**What the exercise asks**: Read through the data, and wherever a line holds the word "Import", write that line out.

Component data from apps and pages:
○ ○ ○ ○
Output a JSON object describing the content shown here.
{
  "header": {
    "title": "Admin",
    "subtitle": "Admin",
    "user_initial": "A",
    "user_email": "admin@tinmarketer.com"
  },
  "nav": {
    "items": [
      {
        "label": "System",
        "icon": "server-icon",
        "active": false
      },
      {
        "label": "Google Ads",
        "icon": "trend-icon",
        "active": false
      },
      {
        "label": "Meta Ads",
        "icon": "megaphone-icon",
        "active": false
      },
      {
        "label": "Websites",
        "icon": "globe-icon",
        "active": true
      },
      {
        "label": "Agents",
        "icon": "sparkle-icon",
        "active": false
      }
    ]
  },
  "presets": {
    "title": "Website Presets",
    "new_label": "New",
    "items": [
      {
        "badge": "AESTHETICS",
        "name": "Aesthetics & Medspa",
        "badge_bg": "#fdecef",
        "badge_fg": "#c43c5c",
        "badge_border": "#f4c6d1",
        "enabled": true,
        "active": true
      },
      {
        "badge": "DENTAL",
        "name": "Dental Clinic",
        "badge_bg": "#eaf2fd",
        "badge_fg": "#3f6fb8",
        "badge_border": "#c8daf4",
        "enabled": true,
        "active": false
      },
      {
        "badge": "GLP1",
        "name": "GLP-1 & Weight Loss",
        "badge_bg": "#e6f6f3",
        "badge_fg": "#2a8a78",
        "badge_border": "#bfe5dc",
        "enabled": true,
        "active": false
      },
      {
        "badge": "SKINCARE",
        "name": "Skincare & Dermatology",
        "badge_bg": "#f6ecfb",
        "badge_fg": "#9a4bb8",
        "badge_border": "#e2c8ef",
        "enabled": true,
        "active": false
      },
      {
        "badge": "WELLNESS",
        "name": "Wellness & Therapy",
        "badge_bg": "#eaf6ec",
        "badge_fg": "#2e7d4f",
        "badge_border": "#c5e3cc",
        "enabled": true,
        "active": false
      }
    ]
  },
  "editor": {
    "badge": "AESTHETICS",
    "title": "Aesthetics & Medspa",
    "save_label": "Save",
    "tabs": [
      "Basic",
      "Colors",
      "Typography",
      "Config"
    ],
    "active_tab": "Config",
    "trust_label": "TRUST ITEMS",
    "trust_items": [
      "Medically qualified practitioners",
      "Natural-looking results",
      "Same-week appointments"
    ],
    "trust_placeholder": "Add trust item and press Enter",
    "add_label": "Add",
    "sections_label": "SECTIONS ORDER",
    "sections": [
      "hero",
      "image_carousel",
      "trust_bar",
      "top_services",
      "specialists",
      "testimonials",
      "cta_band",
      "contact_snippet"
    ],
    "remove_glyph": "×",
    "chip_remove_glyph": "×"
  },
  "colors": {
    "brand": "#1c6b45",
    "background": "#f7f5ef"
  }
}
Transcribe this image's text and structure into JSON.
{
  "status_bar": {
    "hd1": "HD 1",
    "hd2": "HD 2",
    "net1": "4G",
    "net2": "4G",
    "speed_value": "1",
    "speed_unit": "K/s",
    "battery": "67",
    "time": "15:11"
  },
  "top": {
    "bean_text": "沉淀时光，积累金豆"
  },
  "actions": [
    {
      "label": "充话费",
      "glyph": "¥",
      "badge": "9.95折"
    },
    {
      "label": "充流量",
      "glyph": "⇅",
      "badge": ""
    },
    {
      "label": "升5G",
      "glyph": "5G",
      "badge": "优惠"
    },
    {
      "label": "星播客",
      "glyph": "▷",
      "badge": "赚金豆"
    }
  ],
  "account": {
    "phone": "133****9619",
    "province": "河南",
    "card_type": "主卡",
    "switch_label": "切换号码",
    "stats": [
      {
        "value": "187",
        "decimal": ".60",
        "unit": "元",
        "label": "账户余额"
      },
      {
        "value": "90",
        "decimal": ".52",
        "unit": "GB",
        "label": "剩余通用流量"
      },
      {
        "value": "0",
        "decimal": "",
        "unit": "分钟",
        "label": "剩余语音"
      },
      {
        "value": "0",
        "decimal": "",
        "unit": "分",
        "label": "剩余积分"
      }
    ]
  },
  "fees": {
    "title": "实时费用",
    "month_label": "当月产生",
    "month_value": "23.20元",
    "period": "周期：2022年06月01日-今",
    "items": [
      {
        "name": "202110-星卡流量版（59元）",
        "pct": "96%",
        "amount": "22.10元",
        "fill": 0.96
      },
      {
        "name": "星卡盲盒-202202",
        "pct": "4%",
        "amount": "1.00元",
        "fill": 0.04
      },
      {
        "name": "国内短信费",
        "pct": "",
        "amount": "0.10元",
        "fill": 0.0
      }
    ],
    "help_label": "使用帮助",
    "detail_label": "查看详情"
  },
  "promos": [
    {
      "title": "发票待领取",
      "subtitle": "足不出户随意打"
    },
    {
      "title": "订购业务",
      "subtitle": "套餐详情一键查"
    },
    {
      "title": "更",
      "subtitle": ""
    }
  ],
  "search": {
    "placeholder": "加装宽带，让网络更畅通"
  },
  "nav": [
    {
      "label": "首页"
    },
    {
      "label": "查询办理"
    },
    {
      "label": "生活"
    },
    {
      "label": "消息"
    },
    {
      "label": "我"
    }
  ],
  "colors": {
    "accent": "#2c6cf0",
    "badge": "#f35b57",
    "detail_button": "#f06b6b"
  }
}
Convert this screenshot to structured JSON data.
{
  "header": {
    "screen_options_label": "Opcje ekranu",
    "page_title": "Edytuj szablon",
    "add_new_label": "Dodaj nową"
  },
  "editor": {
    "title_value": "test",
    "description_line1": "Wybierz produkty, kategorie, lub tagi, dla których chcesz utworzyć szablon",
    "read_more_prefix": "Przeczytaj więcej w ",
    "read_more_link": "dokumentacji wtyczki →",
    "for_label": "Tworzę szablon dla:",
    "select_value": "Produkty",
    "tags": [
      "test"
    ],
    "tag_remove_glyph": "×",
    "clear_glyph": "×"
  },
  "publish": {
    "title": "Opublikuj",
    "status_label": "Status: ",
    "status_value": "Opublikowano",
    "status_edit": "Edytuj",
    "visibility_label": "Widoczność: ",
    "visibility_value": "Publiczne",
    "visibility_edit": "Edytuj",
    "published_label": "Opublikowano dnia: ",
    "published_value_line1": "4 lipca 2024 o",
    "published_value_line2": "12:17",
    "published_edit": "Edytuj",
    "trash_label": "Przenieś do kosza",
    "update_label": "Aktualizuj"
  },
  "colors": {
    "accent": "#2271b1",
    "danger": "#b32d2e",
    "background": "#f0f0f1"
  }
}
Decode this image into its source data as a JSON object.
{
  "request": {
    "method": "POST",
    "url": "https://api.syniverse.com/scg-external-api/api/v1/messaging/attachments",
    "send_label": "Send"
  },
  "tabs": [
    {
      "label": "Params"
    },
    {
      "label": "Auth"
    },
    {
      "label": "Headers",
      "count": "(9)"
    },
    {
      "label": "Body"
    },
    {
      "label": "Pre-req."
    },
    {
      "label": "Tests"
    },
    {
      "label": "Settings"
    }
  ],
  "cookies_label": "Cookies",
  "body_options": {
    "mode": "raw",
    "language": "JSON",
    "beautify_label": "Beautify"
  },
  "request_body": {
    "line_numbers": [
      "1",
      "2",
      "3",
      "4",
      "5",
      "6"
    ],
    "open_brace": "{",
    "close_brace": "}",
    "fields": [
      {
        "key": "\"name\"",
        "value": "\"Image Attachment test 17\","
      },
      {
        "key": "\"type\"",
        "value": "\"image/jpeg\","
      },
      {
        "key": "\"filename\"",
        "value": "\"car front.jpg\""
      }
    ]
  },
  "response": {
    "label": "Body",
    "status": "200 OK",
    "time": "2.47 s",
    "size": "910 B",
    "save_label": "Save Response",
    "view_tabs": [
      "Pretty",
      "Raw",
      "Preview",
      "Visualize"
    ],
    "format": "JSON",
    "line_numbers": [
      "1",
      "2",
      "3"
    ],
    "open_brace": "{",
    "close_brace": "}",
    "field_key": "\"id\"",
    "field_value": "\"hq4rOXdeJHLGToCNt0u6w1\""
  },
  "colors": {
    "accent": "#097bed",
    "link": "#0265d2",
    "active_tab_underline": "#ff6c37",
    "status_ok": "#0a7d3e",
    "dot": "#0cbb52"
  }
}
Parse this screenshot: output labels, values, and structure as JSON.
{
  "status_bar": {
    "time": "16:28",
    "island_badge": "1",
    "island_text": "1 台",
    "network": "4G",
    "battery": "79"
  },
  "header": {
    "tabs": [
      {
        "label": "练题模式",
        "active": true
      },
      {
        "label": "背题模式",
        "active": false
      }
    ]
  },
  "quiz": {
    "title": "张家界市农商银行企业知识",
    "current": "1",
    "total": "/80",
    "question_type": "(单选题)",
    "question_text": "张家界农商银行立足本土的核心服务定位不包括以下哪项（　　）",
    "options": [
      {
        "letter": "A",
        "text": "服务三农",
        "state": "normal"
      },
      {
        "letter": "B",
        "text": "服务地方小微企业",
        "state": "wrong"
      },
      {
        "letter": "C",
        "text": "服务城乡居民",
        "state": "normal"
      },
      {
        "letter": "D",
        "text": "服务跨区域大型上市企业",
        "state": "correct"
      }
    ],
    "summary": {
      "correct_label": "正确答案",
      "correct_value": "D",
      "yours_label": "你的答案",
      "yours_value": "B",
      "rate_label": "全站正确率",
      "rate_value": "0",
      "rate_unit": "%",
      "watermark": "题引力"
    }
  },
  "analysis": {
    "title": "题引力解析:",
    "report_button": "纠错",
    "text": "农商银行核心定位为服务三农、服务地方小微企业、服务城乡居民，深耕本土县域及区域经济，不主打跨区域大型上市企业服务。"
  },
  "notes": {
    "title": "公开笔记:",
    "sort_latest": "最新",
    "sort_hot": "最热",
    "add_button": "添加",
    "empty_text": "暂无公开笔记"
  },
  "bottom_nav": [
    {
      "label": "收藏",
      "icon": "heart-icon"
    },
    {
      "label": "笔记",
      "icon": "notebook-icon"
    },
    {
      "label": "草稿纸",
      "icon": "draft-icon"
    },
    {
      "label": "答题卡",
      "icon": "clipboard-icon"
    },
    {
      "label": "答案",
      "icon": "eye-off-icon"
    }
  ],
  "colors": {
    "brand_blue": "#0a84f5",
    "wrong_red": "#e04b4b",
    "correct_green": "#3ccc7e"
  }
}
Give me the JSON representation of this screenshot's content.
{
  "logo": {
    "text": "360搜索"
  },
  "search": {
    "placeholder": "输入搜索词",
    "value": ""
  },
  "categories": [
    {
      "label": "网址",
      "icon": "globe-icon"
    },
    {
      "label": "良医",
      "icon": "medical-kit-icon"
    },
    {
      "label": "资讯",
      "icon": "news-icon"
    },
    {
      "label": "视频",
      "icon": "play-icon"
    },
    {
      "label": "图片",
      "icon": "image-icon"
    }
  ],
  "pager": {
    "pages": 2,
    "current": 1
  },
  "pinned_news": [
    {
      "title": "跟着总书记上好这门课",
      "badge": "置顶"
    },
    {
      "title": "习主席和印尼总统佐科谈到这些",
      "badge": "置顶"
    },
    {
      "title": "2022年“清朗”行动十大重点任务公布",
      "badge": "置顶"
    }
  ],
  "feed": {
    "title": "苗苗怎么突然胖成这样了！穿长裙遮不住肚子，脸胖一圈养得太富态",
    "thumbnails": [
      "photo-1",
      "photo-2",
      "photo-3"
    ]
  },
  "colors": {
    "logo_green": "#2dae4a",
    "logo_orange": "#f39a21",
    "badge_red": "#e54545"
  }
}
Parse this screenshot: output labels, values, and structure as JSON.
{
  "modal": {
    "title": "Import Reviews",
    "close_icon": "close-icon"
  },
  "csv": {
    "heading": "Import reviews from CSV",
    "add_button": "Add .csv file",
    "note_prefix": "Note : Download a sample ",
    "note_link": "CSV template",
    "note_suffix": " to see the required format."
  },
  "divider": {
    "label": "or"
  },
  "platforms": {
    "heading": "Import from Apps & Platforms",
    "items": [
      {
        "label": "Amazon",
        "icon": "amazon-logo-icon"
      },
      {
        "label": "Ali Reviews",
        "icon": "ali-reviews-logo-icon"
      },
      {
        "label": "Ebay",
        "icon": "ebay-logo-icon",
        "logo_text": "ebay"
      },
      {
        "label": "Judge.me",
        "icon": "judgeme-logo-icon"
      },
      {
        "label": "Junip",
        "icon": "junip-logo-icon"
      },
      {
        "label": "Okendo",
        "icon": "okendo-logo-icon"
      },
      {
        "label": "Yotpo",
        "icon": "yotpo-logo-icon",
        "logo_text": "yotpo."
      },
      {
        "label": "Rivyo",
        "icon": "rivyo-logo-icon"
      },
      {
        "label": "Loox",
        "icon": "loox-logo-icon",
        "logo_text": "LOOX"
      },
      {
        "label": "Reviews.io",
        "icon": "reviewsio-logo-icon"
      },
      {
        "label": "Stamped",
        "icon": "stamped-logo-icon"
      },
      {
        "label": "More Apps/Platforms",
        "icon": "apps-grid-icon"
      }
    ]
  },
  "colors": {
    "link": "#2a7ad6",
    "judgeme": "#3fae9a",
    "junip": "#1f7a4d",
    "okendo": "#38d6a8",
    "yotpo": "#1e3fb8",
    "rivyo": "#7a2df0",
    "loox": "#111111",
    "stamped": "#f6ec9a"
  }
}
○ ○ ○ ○
**Result**:
    "title": "Import Reviews",
    "heading": "Import reviews from CSV",
    "heading": "Import from Apps & Platforms",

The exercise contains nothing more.